ABOUT THIS EXERCISE:
Give all the records again, with no alterations.

Dataset entries:
--------------------------------------------------

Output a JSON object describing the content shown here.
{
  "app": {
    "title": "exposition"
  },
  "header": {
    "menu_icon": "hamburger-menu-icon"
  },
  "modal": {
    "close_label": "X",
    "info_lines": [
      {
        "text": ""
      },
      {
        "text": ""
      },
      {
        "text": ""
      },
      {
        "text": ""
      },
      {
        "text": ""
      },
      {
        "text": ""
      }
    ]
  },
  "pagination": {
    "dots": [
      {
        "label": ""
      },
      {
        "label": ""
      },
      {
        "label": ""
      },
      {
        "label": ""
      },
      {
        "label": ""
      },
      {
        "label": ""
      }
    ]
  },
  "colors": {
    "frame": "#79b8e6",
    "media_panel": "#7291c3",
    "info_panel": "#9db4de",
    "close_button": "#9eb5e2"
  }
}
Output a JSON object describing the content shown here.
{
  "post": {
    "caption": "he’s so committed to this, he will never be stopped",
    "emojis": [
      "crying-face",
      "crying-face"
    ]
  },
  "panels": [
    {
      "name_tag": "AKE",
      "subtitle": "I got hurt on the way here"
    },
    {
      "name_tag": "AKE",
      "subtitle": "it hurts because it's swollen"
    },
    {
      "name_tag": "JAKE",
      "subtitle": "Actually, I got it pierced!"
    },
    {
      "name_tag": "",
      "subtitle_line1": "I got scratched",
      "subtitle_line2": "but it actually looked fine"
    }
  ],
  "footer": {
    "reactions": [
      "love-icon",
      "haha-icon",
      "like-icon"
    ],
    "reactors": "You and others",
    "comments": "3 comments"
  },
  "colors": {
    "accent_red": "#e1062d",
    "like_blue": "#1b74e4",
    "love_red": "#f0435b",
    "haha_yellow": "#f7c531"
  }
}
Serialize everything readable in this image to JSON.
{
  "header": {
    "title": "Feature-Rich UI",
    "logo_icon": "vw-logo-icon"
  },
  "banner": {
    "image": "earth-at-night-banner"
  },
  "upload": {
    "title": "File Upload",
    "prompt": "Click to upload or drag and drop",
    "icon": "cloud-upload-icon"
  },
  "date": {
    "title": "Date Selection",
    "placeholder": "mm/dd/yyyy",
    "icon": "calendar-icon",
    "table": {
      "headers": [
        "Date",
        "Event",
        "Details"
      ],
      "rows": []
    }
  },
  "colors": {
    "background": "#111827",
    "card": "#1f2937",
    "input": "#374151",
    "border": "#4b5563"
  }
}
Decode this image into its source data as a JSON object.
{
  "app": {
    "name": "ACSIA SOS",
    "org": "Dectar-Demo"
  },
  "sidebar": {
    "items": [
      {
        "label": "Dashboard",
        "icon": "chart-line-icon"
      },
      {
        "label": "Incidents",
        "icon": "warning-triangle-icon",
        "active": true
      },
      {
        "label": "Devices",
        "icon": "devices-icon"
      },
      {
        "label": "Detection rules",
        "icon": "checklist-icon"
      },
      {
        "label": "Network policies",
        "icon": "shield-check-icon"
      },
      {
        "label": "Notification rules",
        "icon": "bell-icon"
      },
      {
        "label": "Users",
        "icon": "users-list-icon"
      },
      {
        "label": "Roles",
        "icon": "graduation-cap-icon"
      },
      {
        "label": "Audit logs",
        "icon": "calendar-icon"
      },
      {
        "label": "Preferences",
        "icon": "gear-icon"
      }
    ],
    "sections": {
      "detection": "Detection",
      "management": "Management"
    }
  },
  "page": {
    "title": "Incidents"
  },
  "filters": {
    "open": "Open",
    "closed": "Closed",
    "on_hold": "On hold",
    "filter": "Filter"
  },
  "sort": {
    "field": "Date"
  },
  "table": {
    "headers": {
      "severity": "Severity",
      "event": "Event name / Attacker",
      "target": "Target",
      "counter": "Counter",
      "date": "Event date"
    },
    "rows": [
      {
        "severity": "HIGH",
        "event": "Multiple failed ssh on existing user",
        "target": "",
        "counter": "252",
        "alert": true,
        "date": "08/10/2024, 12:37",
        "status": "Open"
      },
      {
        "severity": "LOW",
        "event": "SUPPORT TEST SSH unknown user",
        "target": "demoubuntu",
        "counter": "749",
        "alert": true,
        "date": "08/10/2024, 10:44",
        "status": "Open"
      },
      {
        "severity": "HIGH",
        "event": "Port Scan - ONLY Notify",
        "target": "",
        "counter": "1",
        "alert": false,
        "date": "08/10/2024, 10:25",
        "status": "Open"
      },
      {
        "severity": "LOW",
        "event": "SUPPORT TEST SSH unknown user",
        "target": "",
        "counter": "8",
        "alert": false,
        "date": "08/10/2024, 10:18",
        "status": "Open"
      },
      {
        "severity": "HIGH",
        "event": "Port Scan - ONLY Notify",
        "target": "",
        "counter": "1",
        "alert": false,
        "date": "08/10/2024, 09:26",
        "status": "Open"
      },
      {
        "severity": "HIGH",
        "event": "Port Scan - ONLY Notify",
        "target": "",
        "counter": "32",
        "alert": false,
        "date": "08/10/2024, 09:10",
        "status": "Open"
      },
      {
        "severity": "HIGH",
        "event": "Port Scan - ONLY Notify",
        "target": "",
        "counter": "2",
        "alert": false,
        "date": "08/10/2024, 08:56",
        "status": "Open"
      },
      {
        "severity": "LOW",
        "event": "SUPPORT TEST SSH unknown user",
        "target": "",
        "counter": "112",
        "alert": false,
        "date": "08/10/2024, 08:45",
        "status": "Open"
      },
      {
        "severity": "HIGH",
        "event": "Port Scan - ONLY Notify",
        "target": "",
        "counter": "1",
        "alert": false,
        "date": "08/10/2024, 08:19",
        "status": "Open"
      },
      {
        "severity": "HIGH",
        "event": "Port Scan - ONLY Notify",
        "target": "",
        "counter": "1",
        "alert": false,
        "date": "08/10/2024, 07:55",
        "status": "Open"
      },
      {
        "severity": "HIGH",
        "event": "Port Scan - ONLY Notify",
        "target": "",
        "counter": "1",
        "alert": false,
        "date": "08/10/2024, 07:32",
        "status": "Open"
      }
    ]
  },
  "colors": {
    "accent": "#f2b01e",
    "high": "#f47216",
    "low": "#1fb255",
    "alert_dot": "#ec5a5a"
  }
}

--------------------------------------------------

ANSWER SPACE:
Output a JSON object describing the content shown here.
{
  "app": {
    "title": "exposition"
  },
  "header": {
    "menu_icon": "hamburger-menu-icon"
  },
  "modal": {
    "close_label": "X",
    "info_lines": [
      {
        "text": ""
      },
      {
        "text": ""
      },
      {
        "text": ""
      },
      {
        "text": ""
      },
      {
        "text": ""
      },
      {
        "text": ""
      }
    ]
  },
  "pagination": {
    "dots": [
      {
        "label": ""
      },
      {
        "label": ""
      },
      {
        "label": ""
      },
      {
        "label": ""
      },
      {
        "label": ""
      },
      {
        "label": ""
      }
    ]
  },
  "colors": {
    "frame": "#79b8e6",
    "media_panel": "#7291c3",
    "info_panel": "#9db4de",
    "close_button": "#9eb5e2"
  }
}
Output a JSON object describing the content shown here.
{
  "post": {
    "caption": "he’s so committed to this, he will never be stopped",
    "emojis": [
      "crying-face",
      "crying-face"
    ]
  },
  "panels": [
    {
      "name_tag": "AKE",
      "subtitle": "I got hurt on the way here"
    },
    {
      "name_tag": "AKE",
      "subtitle": "it hurts because it's swollen"
    },
    {
      "name_tag": "JAKE",
      "subtitle": "Actually, I got it pierced!"
    },
    {
      "name_tag": "",
      "subtitle_line1": "I got scratched",
      "subtitle_line2": "but it actually looked fine"
    }
  ],
  "footer": {
    "reactions": [
      "love-icon",
      "haha-icon",
      "like-icon"
    ],
    "reactors": "You and others",
    "comments": "3 comments"
  },
  "colors": {
    "accent_red": "#e1062d",
    "like_blue": "#1b74e4",
    "love_red": "#f0435b",
    "haha_yellow": "#f7c531"
  }
}
Serialize everything readable in this image to JSON.
{
  "header": {
    "title": "Feature-Rich UI",
    "logo_icon": "vw-logo-icon"
  },
  "banner": {
    "image": "earth-at-night-banner"
  },
  "upload": {
    "title": "File Upload",
    "prompt": "Click to upload or drag and drop",
    "icon": "cloud-upload-icon"
  },
  "date": {
    "title": "Date Selection",
    "placeholder": "mm/dd/yyyy",
    "icon": "calendar-icon",
    "table": {
      "headers": [
        "Date",
        "Event",
        "Details"
      ],
      "rows": []
    }
  },
  "colors": {
    "background": "#111827",
    "card": "#1f2937",
    "input": "#374151",
    "border": "#4b5563"
  }
}
Decode this image into its source data as a JSON object.
{
  "app": {
    "name": "ACSIA SOS",
    "org": "Dectar-Demo"
  },
  "sidebar": {
    "items": [
      {
        "label": "Dashboard",
        "icon": "chart-line-icon"
      },
      {
        "label": "Incidents",
        "icon": "warning-triangle-icon",
        "active": true
      },
      {
        "label": "Devices",
        "icon": "devices-icon"
      },
      {
        "label": "Detection rules",
        "icon": "checklist-icon"
      },
      {
        "label": "Network policies",
        "icon": "shield-check-icon"
      },
      {
        "label": "Notification rules",
        "icon": "bell-icon"
      },
      {
        "label": "Users",
        "icon": "users-list-icon"
      },
      {
        "label": "Roles",
        "icon": "graduation-cap-icon"
      },
      {
        "label": "Audit logs",
        "icon": "calendar-icon"
      },
      {
        "label": "Preferences",
        "icon": "gear-icon"
      }
    ],
    "sections": {
      "detection": "Detection",
      "management": "Management"
    }
  },
  "page": {
    "title": "Incidents"
  },
  "filters": {
    "open": "Open",
    "closed": "Closed",
    "on_hold": "On hold",
    "filter": "Filter"
  },
  "sort": {
    "field": "Date"
  },
  "table": {
    "headers": {
      "severity": "Severity",
      "event": "Event name / Attacker",
      "target": "Target",
      "counter": "Counter",
      "date": "Event date"
    },
    "rows": [
      {
        "severity": "HIGH",
        "event": "Multiple failed ssh on existing user",
        "target": "",
        "counter": "252",
        "alert": true,
        "date": "08/10/2024, 12:37",
        "status": "Open"
      },
      {
        "severity": "LOW",
        "event": "SUPPORT TEST SSH unknown user",
        "target": "demoubuntu",
        "counter": "749",
        "alert": true,
        "date": "08/10/2024, 10:44",
        "status": "Open"
      },
      {
        "severity": "HIGH",
        "event": "Port Scan - ONLY Notify",
        "target": "",
        "counter": "1",
        "alert": false,
        "date": "08/10/2024, 10:25",
        "status": "Open"
      },
      {
        "severity": "LOW",
        "event": "SUPPORT TEST SSH unknown user",
        "target": "",
        "counter": "8",
        "alert": false,
        "date": "08/10/2024, 10:18",
        "status": "Open"
      },
      {
        "severity": "HIGH",
        "event": "Port Scan - ONLY Notify",
        "target": "",
        "counter": "1",
        "alert": false,
        "date": "08/10/2024, 09:26",
        "status": "Open"
      },
      {
        "severity": "HIGH",
        "event": "Port Scan - ONLY Notify",
        "target": "",
        "counter": "32",
        "alert": false,
        "date": "08/10/2024, 09:10",
        "status": "Open"
      },
      {
        "severity": "HIGH",
        "event": "Port Scan - ONLY Notify",
        "target": "",
        "counter": "2",
        "alert": false,
        "date": "08/10/2024, 08:56",
        "status": "Open"
      },
      {
        "severity": "LOW",
        "event": "SUPPORT TEST SSH unknown user",
        "target": "",
        "counter": "112",
        "alert": false,
        "date": "08/10/2024, 08:45",
        "status": "Open"
      },
      {
        "severity": "HIGH",
        "event": "Port Scan - ONLY Notify",
        "target": "",
        "counter": "1",
        "alert": false,
        "date": "08/10/2024, 08:19",
        "status": "Open"
      },
      {
        "severity": "HIGH",
        "event": "Port Scan - ONLY Notify",
        "target": "",
        "counter": "1",
        "alert": false,
        "date": "08/10/2024, 07:55",
        "status": "Open"
      },
      {
        "severity": "HIGH",
        "event": "Port Scan - ONLY Notify",
        "target": "",
        "counter": "1",
        "alert": false,
        "date": "08/10/2024, 07:32",
        "status": "Open"
      }
    ]
  },
  "colors": {
    "accent": "#f2b01e",
    "high": "#f47216",
    "low": "#1fb255",
    "alert_dot": "#ec5a5a"
  }
}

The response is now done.